Environmentalists and consumer advocates rallied at the state Capitol on Tuesday, challenging the way regulators and state leaders have addressed the state's ongoing earthquake swarm.
The group protested Senate Bill 809, which last year limited the ability of communities and counties to regulate oil and natural gas production.

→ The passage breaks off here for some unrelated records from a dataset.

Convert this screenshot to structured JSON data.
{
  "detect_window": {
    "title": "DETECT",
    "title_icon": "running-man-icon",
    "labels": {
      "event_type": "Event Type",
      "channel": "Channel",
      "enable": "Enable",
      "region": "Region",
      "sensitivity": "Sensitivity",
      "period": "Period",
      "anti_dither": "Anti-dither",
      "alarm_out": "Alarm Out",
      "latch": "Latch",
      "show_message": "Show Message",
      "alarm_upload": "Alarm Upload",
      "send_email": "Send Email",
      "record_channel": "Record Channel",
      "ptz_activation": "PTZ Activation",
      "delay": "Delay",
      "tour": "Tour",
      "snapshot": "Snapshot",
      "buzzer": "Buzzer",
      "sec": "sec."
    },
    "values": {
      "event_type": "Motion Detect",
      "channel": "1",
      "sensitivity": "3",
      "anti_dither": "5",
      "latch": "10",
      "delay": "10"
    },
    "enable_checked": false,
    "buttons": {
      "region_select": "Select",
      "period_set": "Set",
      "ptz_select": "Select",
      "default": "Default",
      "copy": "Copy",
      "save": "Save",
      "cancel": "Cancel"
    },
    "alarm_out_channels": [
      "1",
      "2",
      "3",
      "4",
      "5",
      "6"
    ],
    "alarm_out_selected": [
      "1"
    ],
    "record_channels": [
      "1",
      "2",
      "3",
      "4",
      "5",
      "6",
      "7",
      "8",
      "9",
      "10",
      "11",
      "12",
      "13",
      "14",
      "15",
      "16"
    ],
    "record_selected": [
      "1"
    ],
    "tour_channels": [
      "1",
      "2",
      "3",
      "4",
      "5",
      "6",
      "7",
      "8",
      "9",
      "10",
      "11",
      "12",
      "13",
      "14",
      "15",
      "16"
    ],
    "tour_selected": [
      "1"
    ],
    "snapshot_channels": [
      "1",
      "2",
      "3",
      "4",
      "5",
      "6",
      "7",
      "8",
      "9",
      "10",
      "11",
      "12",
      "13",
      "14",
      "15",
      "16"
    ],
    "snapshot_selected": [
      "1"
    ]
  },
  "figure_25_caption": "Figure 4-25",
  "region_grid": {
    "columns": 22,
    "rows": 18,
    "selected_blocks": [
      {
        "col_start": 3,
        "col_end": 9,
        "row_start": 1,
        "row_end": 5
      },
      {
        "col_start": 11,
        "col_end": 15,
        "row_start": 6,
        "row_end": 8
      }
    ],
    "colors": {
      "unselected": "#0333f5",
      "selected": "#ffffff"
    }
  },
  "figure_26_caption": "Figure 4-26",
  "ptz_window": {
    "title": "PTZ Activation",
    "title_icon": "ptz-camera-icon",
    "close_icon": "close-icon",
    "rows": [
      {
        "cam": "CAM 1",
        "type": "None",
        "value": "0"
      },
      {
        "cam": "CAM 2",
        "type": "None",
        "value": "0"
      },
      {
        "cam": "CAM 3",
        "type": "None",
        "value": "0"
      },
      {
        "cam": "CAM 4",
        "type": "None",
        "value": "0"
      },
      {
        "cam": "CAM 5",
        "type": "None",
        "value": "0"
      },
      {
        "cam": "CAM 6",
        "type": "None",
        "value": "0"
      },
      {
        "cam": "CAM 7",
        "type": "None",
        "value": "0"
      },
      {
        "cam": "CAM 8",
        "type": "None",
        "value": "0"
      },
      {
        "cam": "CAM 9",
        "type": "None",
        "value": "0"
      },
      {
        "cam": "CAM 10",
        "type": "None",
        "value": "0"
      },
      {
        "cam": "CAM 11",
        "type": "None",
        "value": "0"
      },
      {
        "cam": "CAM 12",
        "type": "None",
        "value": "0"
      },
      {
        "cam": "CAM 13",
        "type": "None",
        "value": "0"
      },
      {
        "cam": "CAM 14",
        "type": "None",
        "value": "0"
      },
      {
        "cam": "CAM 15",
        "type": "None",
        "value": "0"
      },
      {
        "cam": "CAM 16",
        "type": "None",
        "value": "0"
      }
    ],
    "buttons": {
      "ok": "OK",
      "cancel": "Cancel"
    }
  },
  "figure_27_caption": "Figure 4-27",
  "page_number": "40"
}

Speakers also said the ongoing earthquake swarm has caused significant damage to homes and businesses throughout much of the state.
"We're talking about hundreds of events, not just one single event," said Lisa Griggs, a representative from the Logan County Coalition Against Induced Seismicity. "It's a cumulative effect."
Griggs said her home has experienced more than $100,000 in damage from earthquakes, including tiny cracks in the cinder-block foundation and mortar separated from brick around her home.
The event was sponsored and led by Rep. Richard Morrissette, D-Oklahoma City.
Following the rally, Sierra Club Conservation Committee chairwoman Kim Bartlett delivered a petition to Gov. Mary Fallin, asking her to take more direct action on the earthquake issue.
"We would like the governor to know that Oklahomans want her to personally engage on the issue — not to simply pass it off to a state agency," Bartlett said.
Gov. Fallin said she and state regulators have addressed the earthquakes by shutting in 90 disposal wells and reducing disposal volumes an additional more than 250 wells.
"I understand Oklahomans' concerns about earthquakes. That's why I created the Governor's Council on Seismic Activity in 2014," Fallin said in a statement Tuesday. "It has brought together regulators, researchers and industry representatives who have helped us get a handle on rising seismicity, allowing the Oklahoma Corporation Commission to take steps to control risk factors."
Chad Warmington, president of the Oklahoma Oil and Gas Association, said Tuesday that the energy industry is working with regulators and researchers to address the earthquake swarm.
“Everyone is working together to find answers to this very complex situation,” Warmington said. “Continued funding for research and continuing collaboration among regulators and oil and gas companies are crucial to finding solutions to these events and keeping the oil and gas industry a vital part of Oklahoma's economy.”
An Oklahoma Corporation Commission spokesman said the commission has taken more than 25 actions over the past three years to address the earthquakes.
The commission's latest directives include four phases of curtailing disposal volumes throughout central and northwestern Oklahoma. The fourth stage in the northwest plan will be completed at the end of April, and the final phase for the central area is scheduled for the end of May.

You may also like:

No comments :

Post a Comment